#### Assigned task
Whichever lines include the word "start", copy them as they appear in the data.

#### Provided entries
********

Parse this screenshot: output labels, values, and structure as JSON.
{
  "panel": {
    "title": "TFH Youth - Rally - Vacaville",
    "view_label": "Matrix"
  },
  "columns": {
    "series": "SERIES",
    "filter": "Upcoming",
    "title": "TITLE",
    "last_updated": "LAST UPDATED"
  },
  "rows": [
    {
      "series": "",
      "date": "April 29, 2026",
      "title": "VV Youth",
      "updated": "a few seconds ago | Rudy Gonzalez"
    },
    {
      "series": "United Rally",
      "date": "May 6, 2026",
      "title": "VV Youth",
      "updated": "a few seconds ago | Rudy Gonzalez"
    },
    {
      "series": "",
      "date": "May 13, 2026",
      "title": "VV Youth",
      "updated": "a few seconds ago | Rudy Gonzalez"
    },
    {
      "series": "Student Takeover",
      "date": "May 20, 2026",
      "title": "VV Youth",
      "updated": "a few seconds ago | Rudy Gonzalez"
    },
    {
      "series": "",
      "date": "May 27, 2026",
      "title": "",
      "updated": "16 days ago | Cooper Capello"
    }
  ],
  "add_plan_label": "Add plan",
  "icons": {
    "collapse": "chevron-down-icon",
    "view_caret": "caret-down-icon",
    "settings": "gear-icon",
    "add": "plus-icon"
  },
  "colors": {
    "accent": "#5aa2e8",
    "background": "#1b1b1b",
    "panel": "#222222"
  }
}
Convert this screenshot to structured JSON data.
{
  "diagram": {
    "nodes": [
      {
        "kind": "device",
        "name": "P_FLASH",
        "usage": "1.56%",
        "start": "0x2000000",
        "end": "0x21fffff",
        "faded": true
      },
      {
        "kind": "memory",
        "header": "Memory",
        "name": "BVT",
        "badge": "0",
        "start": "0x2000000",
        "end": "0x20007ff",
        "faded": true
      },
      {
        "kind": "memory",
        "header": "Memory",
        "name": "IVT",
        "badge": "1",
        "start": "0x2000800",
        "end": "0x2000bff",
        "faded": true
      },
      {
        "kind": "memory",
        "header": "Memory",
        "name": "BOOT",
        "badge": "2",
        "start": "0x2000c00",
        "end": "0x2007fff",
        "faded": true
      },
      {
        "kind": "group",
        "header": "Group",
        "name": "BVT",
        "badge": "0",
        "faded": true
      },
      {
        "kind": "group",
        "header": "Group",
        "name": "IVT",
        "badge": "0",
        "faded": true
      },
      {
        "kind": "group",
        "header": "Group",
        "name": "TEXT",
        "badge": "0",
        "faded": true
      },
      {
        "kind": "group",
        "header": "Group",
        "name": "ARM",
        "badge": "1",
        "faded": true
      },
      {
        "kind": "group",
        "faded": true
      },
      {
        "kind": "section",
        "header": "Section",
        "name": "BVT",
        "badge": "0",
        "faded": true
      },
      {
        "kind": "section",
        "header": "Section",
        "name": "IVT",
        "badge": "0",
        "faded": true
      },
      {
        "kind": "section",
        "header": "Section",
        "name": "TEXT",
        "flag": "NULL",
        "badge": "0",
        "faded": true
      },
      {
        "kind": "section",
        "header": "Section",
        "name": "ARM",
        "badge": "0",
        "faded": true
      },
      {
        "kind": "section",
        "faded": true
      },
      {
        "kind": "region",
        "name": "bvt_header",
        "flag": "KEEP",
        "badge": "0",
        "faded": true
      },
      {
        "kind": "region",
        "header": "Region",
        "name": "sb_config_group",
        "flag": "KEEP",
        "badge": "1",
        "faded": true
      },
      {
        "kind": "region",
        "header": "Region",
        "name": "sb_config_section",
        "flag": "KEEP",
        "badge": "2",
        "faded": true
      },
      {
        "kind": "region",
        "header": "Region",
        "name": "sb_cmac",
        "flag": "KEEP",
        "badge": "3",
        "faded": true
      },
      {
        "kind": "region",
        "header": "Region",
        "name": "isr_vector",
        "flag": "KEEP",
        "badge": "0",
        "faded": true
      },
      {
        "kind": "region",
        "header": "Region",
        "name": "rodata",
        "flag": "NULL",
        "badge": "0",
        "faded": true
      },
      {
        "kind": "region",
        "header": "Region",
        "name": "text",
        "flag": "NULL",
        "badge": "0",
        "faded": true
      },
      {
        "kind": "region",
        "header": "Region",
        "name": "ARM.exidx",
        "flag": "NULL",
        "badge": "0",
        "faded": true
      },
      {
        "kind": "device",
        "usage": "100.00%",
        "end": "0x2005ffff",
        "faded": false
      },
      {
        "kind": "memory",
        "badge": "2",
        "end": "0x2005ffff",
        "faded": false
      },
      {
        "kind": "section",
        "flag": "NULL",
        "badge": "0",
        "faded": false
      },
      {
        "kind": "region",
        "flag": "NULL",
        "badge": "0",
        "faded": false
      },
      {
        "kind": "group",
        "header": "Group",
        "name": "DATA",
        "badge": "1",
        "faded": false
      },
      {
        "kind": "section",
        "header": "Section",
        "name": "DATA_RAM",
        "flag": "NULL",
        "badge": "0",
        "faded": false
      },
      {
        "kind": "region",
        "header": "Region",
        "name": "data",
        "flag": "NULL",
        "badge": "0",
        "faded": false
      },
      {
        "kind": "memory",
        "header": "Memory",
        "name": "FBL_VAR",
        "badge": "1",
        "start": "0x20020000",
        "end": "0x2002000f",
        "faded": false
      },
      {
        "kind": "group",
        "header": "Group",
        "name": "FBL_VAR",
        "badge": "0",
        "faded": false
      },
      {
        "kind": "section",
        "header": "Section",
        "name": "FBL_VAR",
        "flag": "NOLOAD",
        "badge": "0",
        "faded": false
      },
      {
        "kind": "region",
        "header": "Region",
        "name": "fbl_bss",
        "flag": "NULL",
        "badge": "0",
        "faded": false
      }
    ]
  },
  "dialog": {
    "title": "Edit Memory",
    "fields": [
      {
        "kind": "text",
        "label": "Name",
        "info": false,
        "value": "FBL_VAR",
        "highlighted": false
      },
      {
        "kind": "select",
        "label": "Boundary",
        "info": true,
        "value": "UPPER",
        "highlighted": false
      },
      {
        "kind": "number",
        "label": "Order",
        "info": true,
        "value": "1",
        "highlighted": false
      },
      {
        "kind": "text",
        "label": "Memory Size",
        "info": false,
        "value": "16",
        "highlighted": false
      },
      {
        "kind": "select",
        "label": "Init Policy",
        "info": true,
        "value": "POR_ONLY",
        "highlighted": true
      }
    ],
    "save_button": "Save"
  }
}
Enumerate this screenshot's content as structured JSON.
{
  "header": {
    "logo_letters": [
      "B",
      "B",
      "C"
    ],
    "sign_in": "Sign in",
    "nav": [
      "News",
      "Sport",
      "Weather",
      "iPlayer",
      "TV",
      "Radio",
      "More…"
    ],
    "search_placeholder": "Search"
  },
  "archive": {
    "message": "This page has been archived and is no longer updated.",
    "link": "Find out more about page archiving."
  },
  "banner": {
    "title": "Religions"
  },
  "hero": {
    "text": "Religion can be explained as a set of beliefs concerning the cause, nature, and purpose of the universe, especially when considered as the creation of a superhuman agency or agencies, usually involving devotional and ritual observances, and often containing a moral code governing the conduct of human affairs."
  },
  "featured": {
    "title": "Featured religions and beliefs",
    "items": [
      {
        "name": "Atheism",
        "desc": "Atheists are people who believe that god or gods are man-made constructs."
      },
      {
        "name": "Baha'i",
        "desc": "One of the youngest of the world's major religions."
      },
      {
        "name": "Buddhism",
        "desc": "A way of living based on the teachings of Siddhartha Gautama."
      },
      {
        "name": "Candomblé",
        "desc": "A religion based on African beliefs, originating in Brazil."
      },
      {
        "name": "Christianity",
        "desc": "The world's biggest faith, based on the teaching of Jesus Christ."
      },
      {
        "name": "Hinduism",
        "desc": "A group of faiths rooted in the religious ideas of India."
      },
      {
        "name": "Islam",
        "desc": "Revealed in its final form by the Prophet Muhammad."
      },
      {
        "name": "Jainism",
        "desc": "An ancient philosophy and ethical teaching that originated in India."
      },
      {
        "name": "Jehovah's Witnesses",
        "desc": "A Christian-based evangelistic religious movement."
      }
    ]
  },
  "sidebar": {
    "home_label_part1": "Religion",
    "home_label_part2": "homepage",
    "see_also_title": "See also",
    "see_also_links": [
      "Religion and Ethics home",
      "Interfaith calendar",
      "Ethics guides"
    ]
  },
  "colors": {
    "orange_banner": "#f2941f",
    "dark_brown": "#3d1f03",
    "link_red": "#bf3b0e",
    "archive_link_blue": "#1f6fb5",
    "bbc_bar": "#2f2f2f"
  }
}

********

#### Your response
        "start": "0x2000000",
        "start": "0x2000000",
        "start": "0x2000800",
        "start": "0x2000c00",
        "start": "0x20020000",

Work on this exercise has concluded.